Managed to get myself embroiled in a little email exchange with Linus about configurability options and GNOME. Seesm that little exchange even managed to hit Slashdot.
The misconception that I feel Linus have and a lot of the people posting on Slashdot is that patches that adds configuration options to GNOME would automatically get rejected. This is simply false.
At best this is an extrapolation of the quite strict policy of Metacity in particular and the general GNOME policy of ‘no GUI options before thinking’. This policy did come into effect with GNOME 2.x and it came about both due to UI design usability discussions, but also as a result of seeing our config menu’s get clogged with options which mostly where there due to bugs, missing features and a heterogen deployment environment below GNOME. It was decided to focus on actually trying to solve these lower level issues instead of offering config options to work around them. A talk by Jim Getty’s at GUADEC called ‘Draining the swamp’ being considered the call to arms on that issue. Projects such as HAL, the rejuvenated X.org effort and many other freedesktop projects came about almost as a direct consequence of this.

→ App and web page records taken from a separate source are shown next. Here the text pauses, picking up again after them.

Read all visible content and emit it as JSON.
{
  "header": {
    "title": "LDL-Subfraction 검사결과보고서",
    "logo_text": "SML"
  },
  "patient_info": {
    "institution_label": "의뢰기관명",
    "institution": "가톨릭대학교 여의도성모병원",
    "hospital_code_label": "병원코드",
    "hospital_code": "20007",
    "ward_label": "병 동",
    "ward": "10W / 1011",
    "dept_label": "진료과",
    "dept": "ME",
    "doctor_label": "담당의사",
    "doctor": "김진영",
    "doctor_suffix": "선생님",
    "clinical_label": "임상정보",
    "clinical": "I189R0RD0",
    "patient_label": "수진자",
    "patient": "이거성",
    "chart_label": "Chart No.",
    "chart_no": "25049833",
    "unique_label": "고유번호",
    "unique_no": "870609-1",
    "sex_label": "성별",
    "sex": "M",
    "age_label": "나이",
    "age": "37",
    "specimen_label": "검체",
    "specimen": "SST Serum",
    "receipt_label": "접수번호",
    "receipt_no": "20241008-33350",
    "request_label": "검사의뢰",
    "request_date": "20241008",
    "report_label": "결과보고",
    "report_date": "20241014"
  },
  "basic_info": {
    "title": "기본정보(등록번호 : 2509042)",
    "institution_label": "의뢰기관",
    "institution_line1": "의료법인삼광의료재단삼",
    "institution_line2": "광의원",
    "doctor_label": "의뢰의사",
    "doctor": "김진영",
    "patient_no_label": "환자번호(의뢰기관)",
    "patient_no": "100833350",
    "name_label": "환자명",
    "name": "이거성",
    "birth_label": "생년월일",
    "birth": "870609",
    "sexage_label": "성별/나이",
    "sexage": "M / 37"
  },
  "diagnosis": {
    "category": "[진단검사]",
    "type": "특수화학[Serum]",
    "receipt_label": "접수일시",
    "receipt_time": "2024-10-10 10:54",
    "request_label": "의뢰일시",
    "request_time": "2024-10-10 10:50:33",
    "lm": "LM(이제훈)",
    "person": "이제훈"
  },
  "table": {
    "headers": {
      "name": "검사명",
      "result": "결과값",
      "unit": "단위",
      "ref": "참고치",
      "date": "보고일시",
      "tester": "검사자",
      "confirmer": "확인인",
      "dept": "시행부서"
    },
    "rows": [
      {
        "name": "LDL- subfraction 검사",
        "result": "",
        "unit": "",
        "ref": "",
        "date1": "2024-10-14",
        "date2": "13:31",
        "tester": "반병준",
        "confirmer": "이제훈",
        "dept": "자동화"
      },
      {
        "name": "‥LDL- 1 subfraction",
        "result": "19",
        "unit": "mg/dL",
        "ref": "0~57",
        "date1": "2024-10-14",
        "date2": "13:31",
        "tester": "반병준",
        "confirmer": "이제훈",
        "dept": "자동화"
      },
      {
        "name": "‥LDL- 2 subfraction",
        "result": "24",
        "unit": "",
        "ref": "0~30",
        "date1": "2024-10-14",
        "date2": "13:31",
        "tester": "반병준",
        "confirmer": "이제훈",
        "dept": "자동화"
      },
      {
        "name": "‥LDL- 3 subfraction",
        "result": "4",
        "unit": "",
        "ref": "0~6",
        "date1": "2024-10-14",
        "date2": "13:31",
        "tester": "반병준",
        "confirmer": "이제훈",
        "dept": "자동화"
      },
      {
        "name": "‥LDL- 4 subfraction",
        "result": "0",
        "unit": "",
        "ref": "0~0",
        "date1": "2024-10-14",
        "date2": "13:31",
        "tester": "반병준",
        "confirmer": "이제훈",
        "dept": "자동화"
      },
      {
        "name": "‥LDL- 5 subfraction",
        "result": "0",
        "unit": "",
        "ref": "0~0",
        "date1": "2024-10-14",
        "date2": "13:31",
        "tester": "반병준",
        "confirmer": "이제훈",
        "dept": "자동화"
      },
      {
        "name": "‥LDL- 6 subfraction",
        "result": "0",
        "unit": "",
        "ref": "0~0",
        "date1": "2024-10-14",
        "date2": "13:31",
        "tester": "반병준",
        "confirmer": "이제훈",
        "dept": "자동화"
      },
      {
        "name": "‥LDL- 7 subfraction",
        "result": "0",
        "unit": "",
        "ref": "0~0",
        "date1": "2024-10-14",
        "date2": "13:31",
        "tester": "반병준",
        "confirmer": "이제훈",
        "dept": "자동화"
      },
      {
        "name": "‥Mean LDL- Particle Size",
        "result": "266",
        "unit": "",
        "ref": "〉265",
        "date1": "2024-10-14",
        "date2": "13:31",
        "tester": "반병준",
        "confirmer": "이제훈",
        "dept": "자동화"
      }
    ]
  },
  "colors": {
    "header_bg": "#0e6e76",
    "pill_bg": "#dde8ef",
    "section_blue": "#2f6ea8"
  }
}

There was also some misconceptions on the Sawfish to Metacity switch that happened in this time period. It is not correct to say that Sawfish got replaced by Metacity due to it being deciding its high degree of configurability was bad, far from it. Sure there
where people who felt Sawfish went a bit overboard in that regard, but that was not the reason it got ditched as the default GNOME window manager. The reason for that was simply that after Eazel went backrupt and Sawfish maintainer John Harper had to find a new job, he ended up at Apple. And thus due to Apple corporate policy, and probably long hours at work, he couldn’t maintain Sawfish anymore. The troublesome thing about Sawfish was that it was written in its own Lisp dialect so as part of Sawfish you got both an extra lisp interpreter and GTK+ bindings for it. This meant that the C/C++ skills in the GNOME community didn’t lend themselves well to fixing bugs in Sawfish.

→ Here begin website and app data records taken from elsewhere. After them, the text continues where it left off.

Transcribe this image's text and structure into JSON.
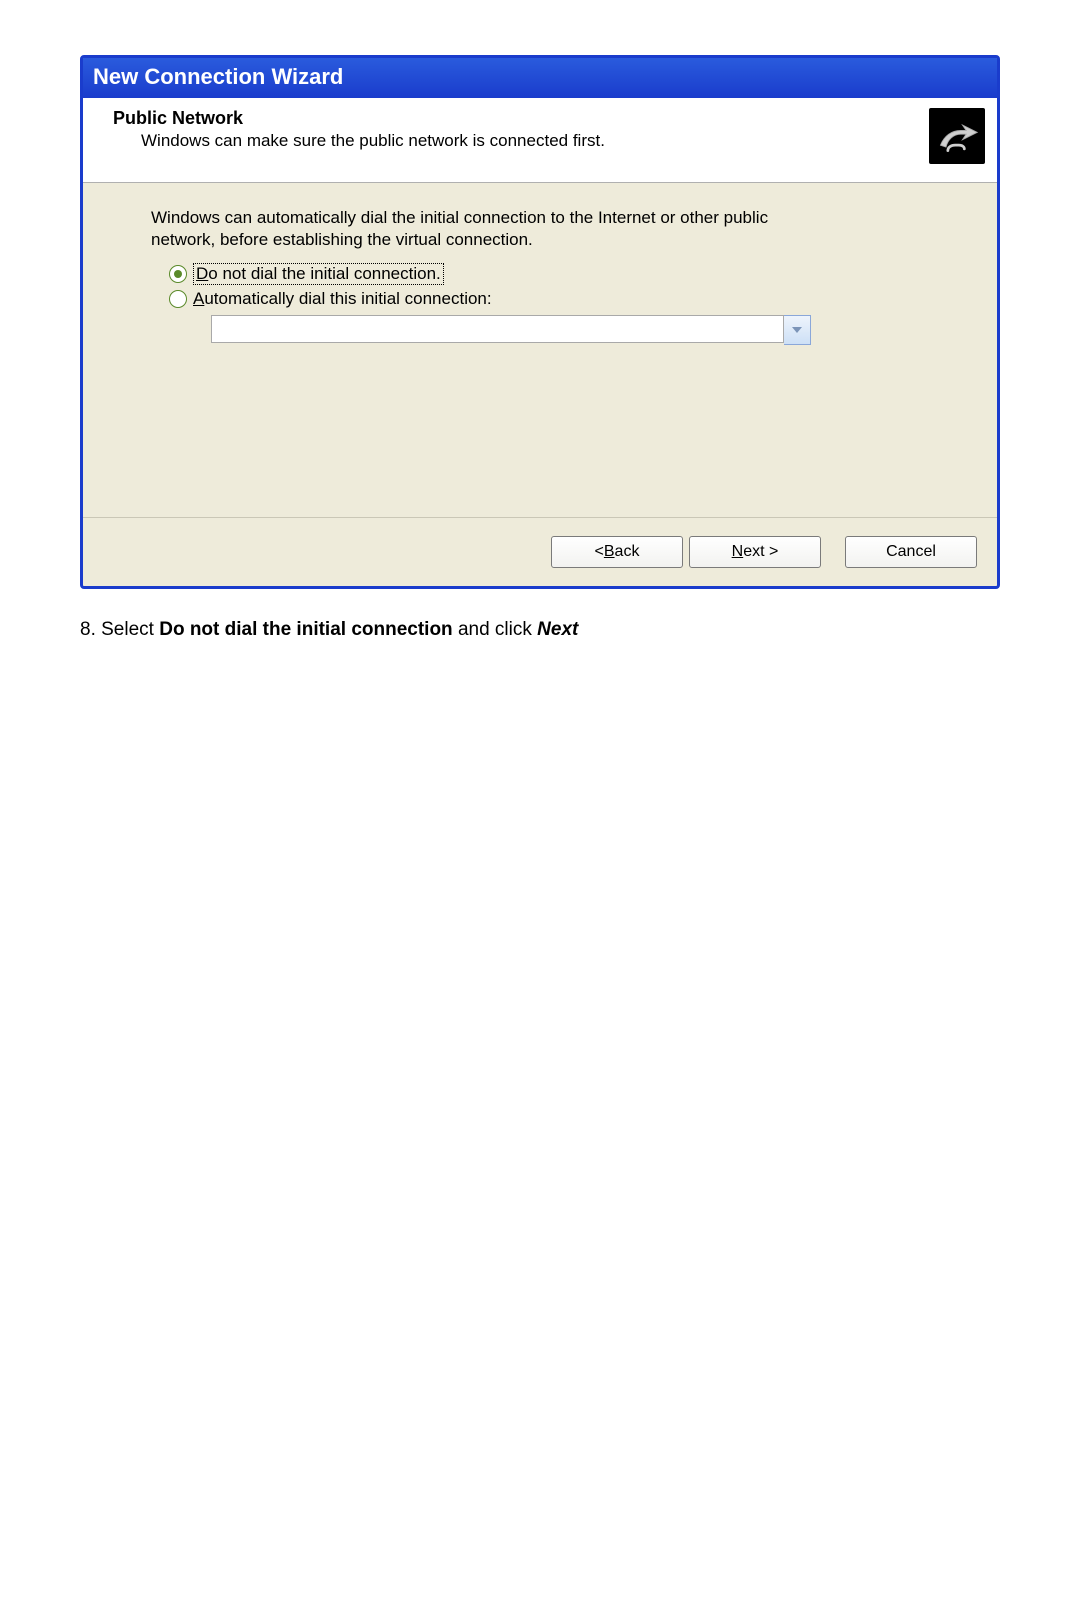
{
  "wizard": {
    "title": "New Connection Wizard",
    "header_title": "Public Network",
    "header_subtitle": "Windows can make sure the public network is connected first.",
    "body_text": "Windows can automatically dial the initial connection to the Internet or other public network, before establishing the virtual connection.",
    "options": {
      "opt1_pre": "D",
      "opt1_rest": "o not dial the initial connection.",
      "opt2_pre": "A",
      "opt2_rest": "utomatically dial this initial connection:"
    },
    "dropdown_value": "",
    "buttons": {
      "back_pre": "< ",
      "back_u": "B",
      "back_rest": "ack",
      "next_u": "N",
      "next_rest": "ext >",
      "cancel": "Cancel"
    }
  },
  "instruction": {
    "num": "8. ",
    "pre": "Select ",
    "bold": "Do not dial the initial connection",
    "mid": " and click ",
    "ital": "Next"
  }
}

The two libraries and Sawsfish itself thus went unmaintained as John went away and nobody where interested/felt qualified to take it over. Thus the GNOME developers had to look around for a new window manager and it was decided that one should aim for one written in C like the rest of the desktop libraries to lessen the chance of future maintenance prolems. To answer this call Havoc Pennington stepped up with Metacity and it was quickly adopted by a lot of GNOME developers and users and subsequently chosen as the standard.
Metacity was philosophically very different from Sawfish and Havoc
was very strict about what he let into Metacity, due to an idea that requests for config options was usually a result of broken behaviour in the window manager and thus feeling the behaviour should be fixed instead of a config option added to work around the problem.
This was in line with the policy that do govern GNOME as mentioned above, but in the case of Metacity this was applied in a much sterner/hardcore fashion that for most other modules.
But due to Havoc’s high profile in the community and beyond it I think the policy he kept for metacity colored how people outside the project perceivedthe project as a whole which is the main reason I see for this hard killed perception to live on.
Anyway, back to Linus and his irritation with Metacity. I can’t not say if his patches will go in or not, its not my call. But I did at least add them properly to bugzilla for Linus to ensure they get reviewed and commented on at least.